Drinking water refers to water that is safe and suitable for human consumption. It is a vital resource essential for sustaining life, and its quality is critical to human health. Drinking water should meet specific standards and requirements to ensure it is free from contaminants and pathogens that could harm individuals who consume it.
The primary source of drinking water is typically freshwater from various natural sources, including lakes, rivers, reservoirs, groundwater, and even treated seawater in some coastal regions. Before reaching our taps, drinking water often undergoes a rigorous treatment process to remove impurities, microorganisms, and pollutants. This treatment typically involves filtration, disinfection (usually with chlorine or ozone), and sometimes the addition of chemicals to improve water quality.
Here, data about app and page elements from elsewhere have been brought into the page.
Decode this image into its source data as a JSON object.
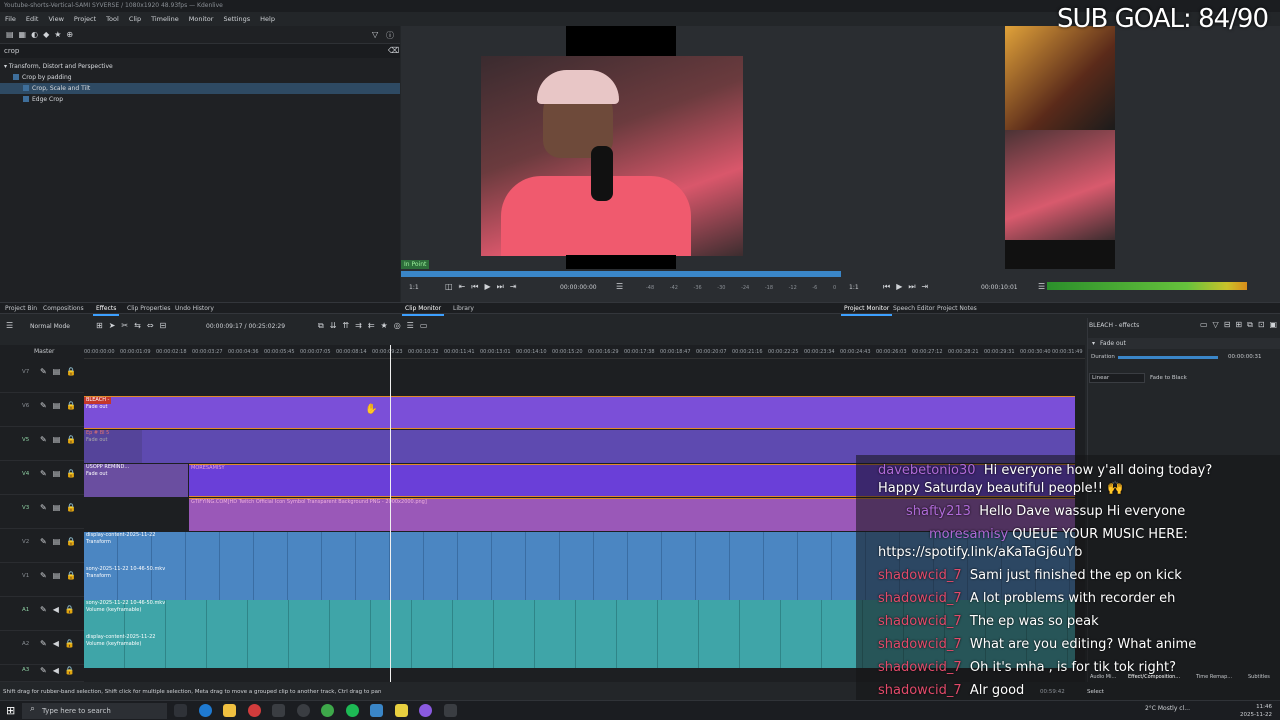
{
  "window": {
    "title": "Youtube-shorts-Vertical-SAMI SYVERSE / 1080x1920 48.93fps — Kdenlive"
  },
  "menu": [
    "File",
    "Edit",
    "View",
    "Project",
    "Tool",
    "Clip",
    "Timeline",
    "Monitor",
    "Settings",
    "Help"
  ],
  "effects": {
    "search_value": "crop",
    "category": "Transform, Distort and Perspective",
    "items": [
      "Crop by padding",
      "Crop, Scale and Tilt",
      "Edge Crop"
    ],
    "selected_index": 1
  },
  "overlay": {
    "sub_goal": "SUB GOAL: 84/90"
  },
  "clip_monitor": {
    "in_point": "In Point",
    "zoom": "1:1",
    "timecode": "00:00:00:00",
    "scale_labels": [
      "-48",
      "-42",
      "-36",
      "-30",
      "-24",
      "-18",
      "-12",
      "-6",
      "0"
    ]
  },
  "project_monitor": {
    "zoom": "1:1",
    "timecode": "00:00:10:01"
  },
  "tabs_left": [
    "Project Bin",
    "Compositions",
    "Effects",
    "Clip Properties",
    "Undo History"
  ],
  "tabs_mid": [
    "Clip Monitor",
    "Library"
  ],
  "tabs_right": [
    "Project Monitor",
    "Speech Editor",
    "Project Notes"
  ],
  "timeline_toolbar": {
    "mode": "Normal Mode",
    "timecode": "00:00:09:17 / 00:25:02:29"
  },
  "timeline": {
    "master": "Master",
    "ruler_ticks": [
      "00:00:00:00",
      "00:00:01:09",
      "00:00:02:18",
      "00:00:03:27",
      "00:00:04:36",
      "00:00:05:45",
      "00:00:07:05",
      "00:00:08:14",
      "00:00:09:23",
      "00:00:10:32",
      "00:00:11:41",
      "00:00:13:01",
      "00:00:14:10",
      "00:00:15:20",
      "00:00:16:29",
      "00:00:17:38",
      "00:00:18:47",
      "00:00:20:07",
      "00:00:21:16",
      "00:00:22:25",
      "00:00:23:34",
      "00:00:24:43",
      "00:00:26:03",
      "00:00:27:12",
      "00:00:28:21",
      "00:00:29:31",
      "00:00:30:40",
      "00:00:31:49"
    ],
    "tracks": [
      "V7",
      "V6",
      "V5",
      "V4",
      "V3",
      "V2",
      "V1",
      "A1",
      "A2",
      "A3"
    ],
    "clips": {
      "bleach": "BLEACH -",
      "fade_out": "Fade out",
      "ep5": "Ep # Bl 5",
      "usopp": "USOPP REMIND...",
      "moresamisy": "MORESAMISY",
      "twitch": "GTIFYING.COM[HD Twitch Official Icon Symbol Transparent Background PNG - 2000x2000.png]",
      "display": "display-content-2025-11-22",
      "transform": "Transform",
      "sony": "sony-2025-11-22 10-46-50.mkv",
      "volume": "Volume (keyframable)"
    }
  },
  "effect_stack": {
    "title": "BLEACH - effects",
    "effect": "Fade out",
    "duration_label": "Duration",
    "duration_value": "00:00:00:31",
    "curve": "Linear",
    "option": "Fade to Black"
  },
  "chat": [
    {
      "user": "davebetonio30",
      "text": "Hi everyone how y'all doing today?",
      "cont": "Happy Saturday beautiful people!! 🙌"
    },
    {
      "user": "shafty213",
      "text": "Hello Dave wassup Hi everyone"
    },
    {
      "user": "moresamisy",
      "text": "QUEUE YOUR MUSIC HERE:",
      "cont": "https://spotify.link/aKaTaGj6uYb"
    },
    {
      "user": "shadowcid_7",
      "text": "Sami just finished the ep on kick"
    },
    {
      "user": "shadowcid_7",
      "text": "A lot problems with recorder eh"
    },
    {
      "user": "shadowcid_7",
      "text": "The ep was so peak"
    },
    {
      "user": "shadowcid_7",
      "text": "What are you editing? What anime"
    },
    {
      "user": "shadowcid_7",
      "text": "Oh it's mha , is for tik tok right?"
    },
    {
      "user": "shadowcid_7",
      "text": "Alr good"
    }
  ],
  "status": {
    "hint": "Shift drag for rubber-band selection, Shift click for multiple selection, Meta drag to move a grouped clip to another track, Ctrl drag to pan",
    "select": "Select",
    "duration": "00:59:42"
  },
  "right_tabs": [
    "Audio Mi...",
    "Effect/Composition...",
    "Time Remap...",
    "Subtitles"
  ],
  "taskbar": {
    "search_placeholder": "Type here to search",
    "weather": "2°C Mostly cl...",
    "time": "11:46",
    "date": "2025-11-22"
  }
}
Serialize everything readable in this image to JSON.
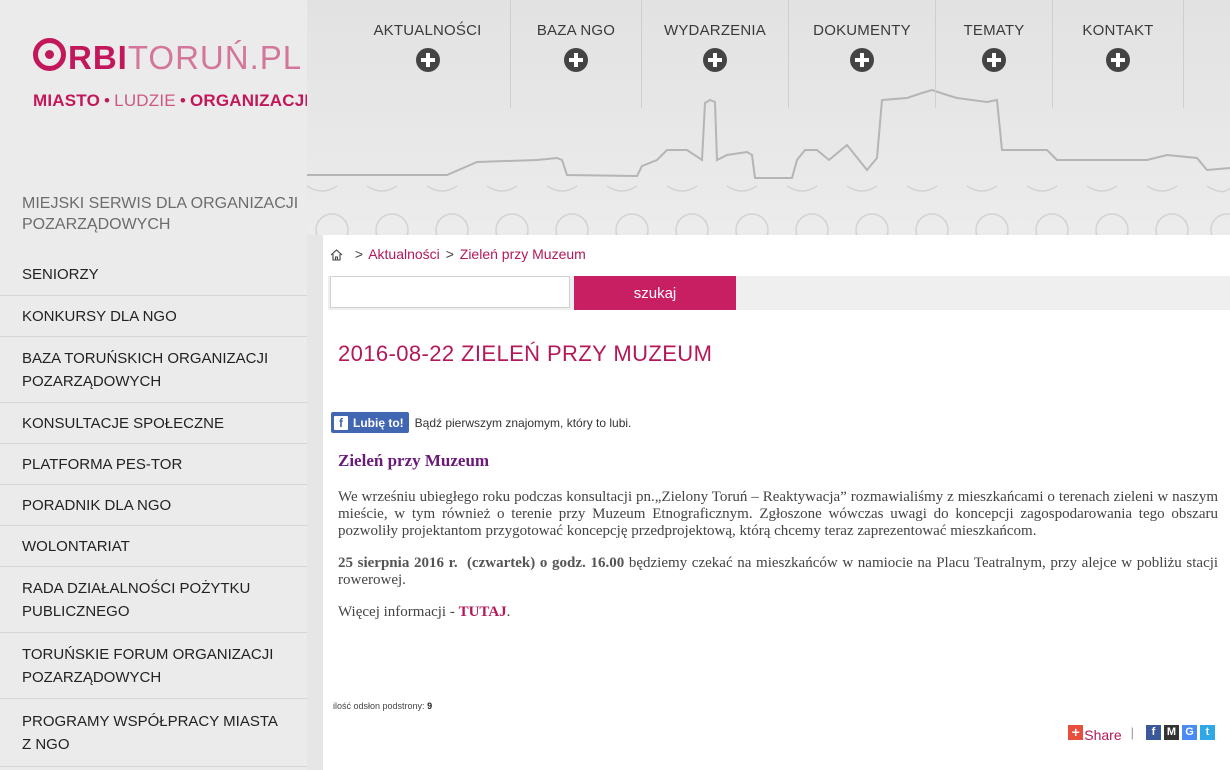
{
  "logo": {
    "rbi": "RBI",
    "rest": "TORUŃ.PL"
  },
  "tagline": {
    "part1": "MIASTO",
    "dot1": "•",
    "part2": "LUDZIE",
    "dot2": "•",
    "part3": "ORGANIZACJE"
  },
  "site_description": "MIEJSKI SERWIS DLA ORGANIZACJI POZARZĄDOWYCH",
  "sidebar": {
    "items": [
      {
        "label": "SENIORZY"
      },
      {
        "label": "KONKURSY DLA NGO"
      },
      {
        "label": "BAZA TORUŃSKICH ORGANIZACJI POZARZĄDOWYCH"
      },
      {
        "label": "KONSULTACJE SPOŁECZNE"
      },
      {
        "label": "PLATFORMA PES-TOR"
      },
      {
        "label": "PORADNIK DLA NGO"
      },
      {
        "label": "WOLONTARIAT"
      },
      {
        "label": "RADA DZIAŁALNOŚCI POŻYTKU PUBLICZNEGO"
      },
      {
        "label": "TORUŃSKIE FORUM ORGANIZACJI POZARZĄDOWYCH"
      },
      {
        "label": "PROGRAMY WSPÓŁPRACY MIASTA Z NGO"
      }
    ]
  },
  "nav": {
    "items": [
      {
        "label": "AKTUALNOŚCI"
      },
      {
        "label": "BAZA NGO"
      },
      {
        "label": "WYDARZENIA"
      },
      {
        "label": "DOKUMENTY"
      },
      {
        "label": "TEMATY"
      },
      {
        "label": "KONTAKT"
      }
    ]
  },
  "breadcrumb": {
    "separator": ">",
    "section": "Aktualności",
    "current": "Zieleń przy Muzeum"
  },
  "search": {
    "value": "",
    "placeholder": "",
    "button_label": "szukaj"
  },
  "page_title": "2016-08-22 ZIELEŃ PRZY MUZEUM",
  "facebook": {
    "button_label": "Lubię to!",
    "text": "Bądź pierwszym znajomym, który to lubi."
  },
  "article": {
    "heading": "Zieleń przy Muzeum",
    "paragraph1": "We wrześniu ubiegłego roku podczas konsultacji pn.„Zielony Toruń – Reaktywacja” rozmawialiśmy z mieszkańcami o terenach zieleni w naszym mieście, w tym również o terenie przy Muzeum Etnograficznym. Zgłoszone wówczas uwagi do koncepcji zagospodarowania tego obszaru pozwoliły projektantom przygotować koncepcję przedprojektową, którą chcemy teraz zaprezentować mieszkańcom.",
    "p2_date": "25 sierpnia 2016 r.",
    "p2_day": "(czwartek)",
    "p2_mid": "o godz.",
    "p2_time": "16.00",
    "p2_rest": "będziemy czekać na mieszkańców w namiocie na Placu Teatralnym, przy alejce w pobliżu stacji rowerowej.",
    "more_text": "Więcej informacji  -",
    "more_link": "TUTAJ",
    "more_end": "."
  },
  "views": {
    "label": "ilość odsłon podstrony:",
    "count": "9"
  },
  "share": {
    "label": "Share",
    "plus": "+",
    "separator": "|"
  },
  "social": {
    "fb": "f",
    "ms": "M",
    "g": "G",
    "tw": "t"
  },
  "colors": {
    "accent": "#c81f63",
    "brand": "#b41859",
    "facebook": "#4267b2"
  }
}
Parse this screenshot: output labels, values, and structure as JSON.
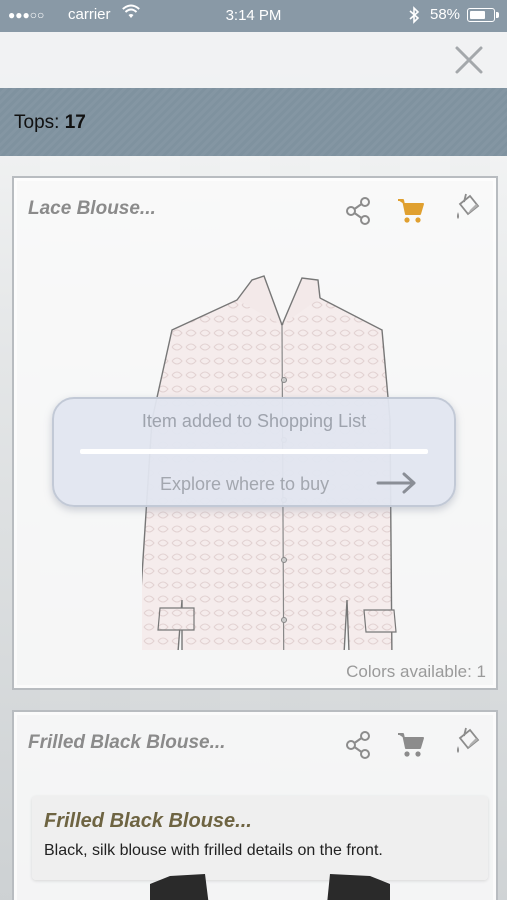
{
  "status_bar": {
    "signal": "●●●○○",
    "carrier": "carrier",
    "time": "3:14 PM",
    "battery_pct": "58%",
    "battery_level": 0.58,
    "icons": [
      "wifi-icon",
      "bluetooth-icon",
      "battery-icon"
    ]
  },
  "header": {
    "close_icon": "close-icon"
  },
  "category": {
    "label": "Tops: ",
    "count": "17"
  },
  "items": [
    {
      "title": "Lace Blouse...",
      "colors_available": "Colors available: 1",
      "icons": [
        "share-icon",
        "cart-icon",
        "paint-bucket-icon"
      ],
      "in_cart": true
    },
    {
      "title": "Frilled Black Blouse...",
      "icons": [
        "share-icon",
        "cart-icon",
        "paint-bucket-icon"
      ],
      "in_cart": false,
      "detail": {
        "title": "Frilled Black Blouse...",
        "description": "Black, silk blouse with frilled details on the front."
      }
    }
  ],
  "toast": {
    "message": "Item added to Shopping List",
    "action": "Explore where to buy",
    "action_icon": "arrow-right-icon"
  },
  "colors": {
    "status_bar": "#8999a6",
    "category_bar": "#8496a3",
    "cart_active": "#e0a030",
    "icon_gray": "#8c8c8c"
  }
}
Safe drinking water should be clear, odorless, and tasteless. It should also meet specific chemical and microbiological standards set by regulatory authorities to ensure it is free from harmful contaminants like bacteria, viruses, heavy metals, organic pollutants, and chemicals. Regular testing and monitoring of drinking water quality are essential to ensure compliance with these standards.
Access to clean and safe drinking water is a fundamental human right, as recognized by the United Nations. Adequate provision of drinking water is crucial for public health, preventing waterborne diseases, and promoting overall well-being. Communities and governments worldwide invest in water infrastructure, treatment facilities, and distribution systems to ensure that people have reliable access to clean drinking water.
Efforts to protect drinking water sources, conserve water, and minimize pollution are ongoing to safeguard this precious resource for current and future generations. Water conservation practices, responsible industrial and agricultural practices, and sustainable management of water resources are crucial components of ensuring the availability of safe drinking water for all.